Going underground the DIY way

21:14, Aug 30 2014
Gail McJorrow
FUNERAL WHISPERER: Gail McJorrow wants to promote a DIY funeral revolution.

Wellington's Gail McJorrow awaits the day coffins will be sold in home improvement stores in New Zealand, just as they are in Walmart and Costco stores in the US.

McJorrow is a self-styled "funeral whisperer", doing her bit to promote a DIY funeral revolution.

She said New Zealanders are favouring an increasingly DIY approach to funerals, which can also be much easier on the wallet.

To aid people in preparing their own funeral - and managing the cost of it - McJorrow has created Bettersendoff.co.nz (BSO), which she hopes will provide a one-stop shop for people wanting ideas on how to personalise a funeral and still save money.

The website also helps people shop around and compare prices online for products and services.

It is the first website that allows consumers to compare funeral home prices for a "direct cremation" as the process of having a loved one picked up by funeral directors, cremated and returned as ashes is called. Relatives can then scatter the ashes at a celebration at a time that suits family and friends.


"The lowest price is $1795 and the highest $5000, a difference of almost $3000, so it pays to shop around," McJorrow said.

The site also links to direct coffin sales, something McJorrow says not all New Zealand coffin-makers dare do, for fear of being blackballed by the funeral industry.

"I feel it is only a matter of time before coffins and other funeral items become a mainstream stock item in retail stores over here," she said.

As well as fully burial-ready coffins, McJorrow is promoting flat-pack coffins, but she insists she is not against the funeral homes. Most people don't feel up to a full DIY funeral, she said.

But what is emerging is a model where the funeral home, or business, does 20 per cent of the work - taking the body, cremating it and returning it - and the family do the other 80 per cent.

This other 80 per cent involves organising the send-off, setting the venue, getting all the right people invited, getting whatever printing needs doing, and organising the food and drink.

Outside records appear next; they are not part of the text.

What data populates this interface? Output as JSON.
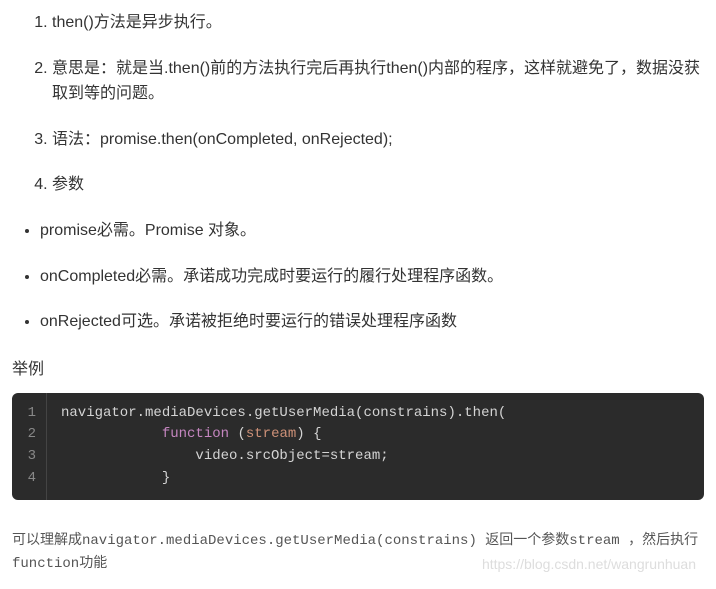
{
  "ordered": [
    "then()方法是异步执行。",
    "意思是：就是当.then()前的方法执行完后再执行then()内部的程序，这样就避免了，数据没获取到等的问题。",
    "语法：promise.then(onCompleted, onRejected);",
    "参数"
  ],
  "bullets": [
    "promise必需。Promise 对象。",
    "onCompleted必需。承诺成功完成时要运行的履行处理程序函数。",
    "onRejected可选。承诺被拒绝时要运行的错误处理程序函数"
  ],
  "example_label": "举例",
  "code": {
    "line1": {
      "a": "navigator.mediaDevices.getUserMedia(constrains).then("
    },
    "line2": {
      "indent": "            ",
      "kw": "function",
      "mid": " (",
      "param": "stream",
      "end": ") {"
    },
    "line3": {
      "indent": "                ",
      "text": "video.srcObject=stream;"
    },
    "line4": {
      "indent": "            ",
      "text": "}"
    },
    "ln1": "1",
    "ln2": "2",
    "ln3": "3",
    "ln4": "4"
  },
  "footer": {
    "line1": "可以理解成navigator.mediaDevices.getUserMedia(constrains) 返回一个参数stream ，然后执行",
    "line2": "function功能"
  },
  "watermark": "https://blog.csdn.net/wangrunhuan"
}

Full DIY funerals are unlikely because few of us dare to think about death before it arrives, let alone work out how to have ourselves or a loved one buried.

"Most people will only have to organise one or two funerals in their lives, and unless they have done some research they will not have a clue what is involved, and will usually ring their nearest funeral home," McJorrow said.

"I'm just trying to de-institutionalise death and give the power back," she said.

There are no national costings for the average funeral, but figures of around $9000 or $10,000 are sometimes bandied about.

Around 70 per cent of New Zealanders now choose cremation, a trend in part driven by increases in cemetery costs.

Sunday Star Times